In order to not over- or under-supply crops with nutrients from manure and fertilizer, it's important to determine the crop's need for nutrients. Consider a broader case, including and beyond P for a minute. A crop has many basic needs. The factor that is in shortest supply, relative to crop needs, will limit the yield of the crop, leaving the other factors in excess. This is known as the Limiting Factor Concept.
The Limiting Factor Concept can be illustrated by a barrel of water. The staves represent key factors for crop growth. The shortest stave height limits how much water the barrel can hold (i.e. crop yield).
Soil testing is the basis for determining the adequacy of many of the key factors for crop production. But how can a simple lab analysis of soil nutrients be linked to a fertilizer guideline (i.e. knowing how much fertilizer and manure to apply for efficient crop production)?
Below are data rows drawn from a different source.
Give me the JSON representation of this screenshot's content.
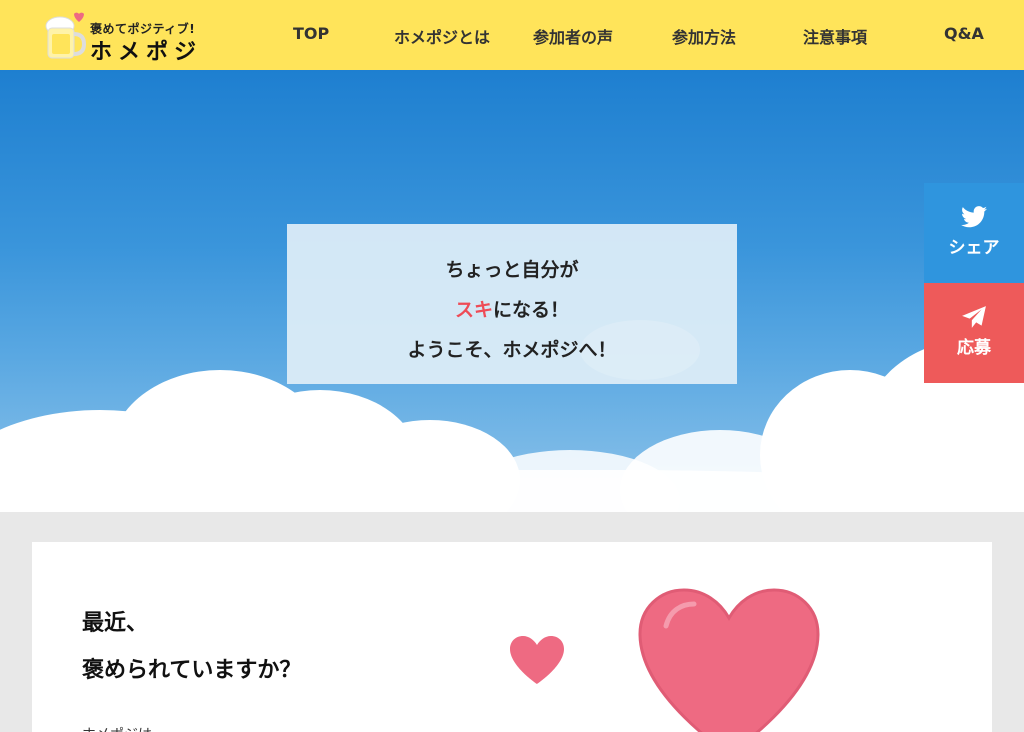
{
  "header": {
    "logo_tagline": "褒めてポジティブ!",
    "logo_name": "ホメポジ",
    "nav": [
      {
        "label": "TOP"
      },
      {
        "label": "ホメポジとは"
      },
      {
        "label": "参加者の声"
      },
      {
        "label": "参加方法"
      },
      {
        "label": "注意事項"
      },
      {
        "label": "Q&A"
      }
    ]
  },
  "hero": {
    "line1": "ちょっと自分が",
    "line2_accent": "スキ",
    "line2_rest": "になる！",
    "line3": "ようこそ、ホメポジへ！"
  },
  "side": {
    "share_label": "シェア",
    "apply_label": "応募",
    "share_icon": "twitter-bird-icon",
    "apply_icon": "paper-plane-icon"
  },
  "content": {
    "heading_line1": "最近、",
    "heading_line2": "褒められていますか？",
    "intro": "ホメポジは"
  },
  "colors": {
    "header_bg": "#ffe45a",
    "accent_red": "#ee4b57",
    "share_blue": "#2f95de",
    "apply_red": "#ee5a5a",
    "heart_pink": "#ee6a82"
  }
}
A method called the the Sufficiency (or Crop Yield Response) Approach is used to make the link between a simple soil nutrient test and the final nutrient guideline. The approach is based on 1) a standard, quality controlled soil analysis to measure nutrients extracted in the lab and 2) years of crop yield studies to link the soil test's extracted nutrient value with the likelihood of a yield response from the addition of fertilizer. This link between the laboratory soil test and the likelihood of a crop yield response relies on two important pieces of information.
First, as seen in the chart below, we need to know the critical soil test level, above which a yield response to fertilizer is not likely to occur. The yield response curve illustrates that above a certain soil fertility level, crop yields remain the same even though soil fertility continues to increase.
Secondly, nutrient guidelines for fields testing below the critical soil test value must be determined. To determine crop P guidelines, we hold crop yield trials on a number of fields, across a full range of soil test levels. The treatments on each field are the full range of fertilizer P rates (e.g. 0, 20, 40, 60, and 80 lbs of P205/acre). The results will tell us how many pounds of P fertilizer are needed at a given soil test level to reach the maximum yield (sometimes no fertilizer is needed).
For simplicity, the crop yield response studies allow us to assign relative fertility levels to ranges of actual soil test values (e.g. very low, low, medium/optimum, high, and very high). The relative fertility levels are then linked to crop P guidelines.
Check out the simple example of a crop yield response trial, below.
As a note, the crop P guidelines are actually based on the economically optimum yield, meaning the fertilization level that brings the most profit per acre (i.e. the value of extra yield vs. the cost of extra fertilizer) at a given soil test level. For simplicity, we'll work with maximum yield for now.
Click to the next page to learn more about the soil testing portion of the Sufficiency (Yield Response) Approach.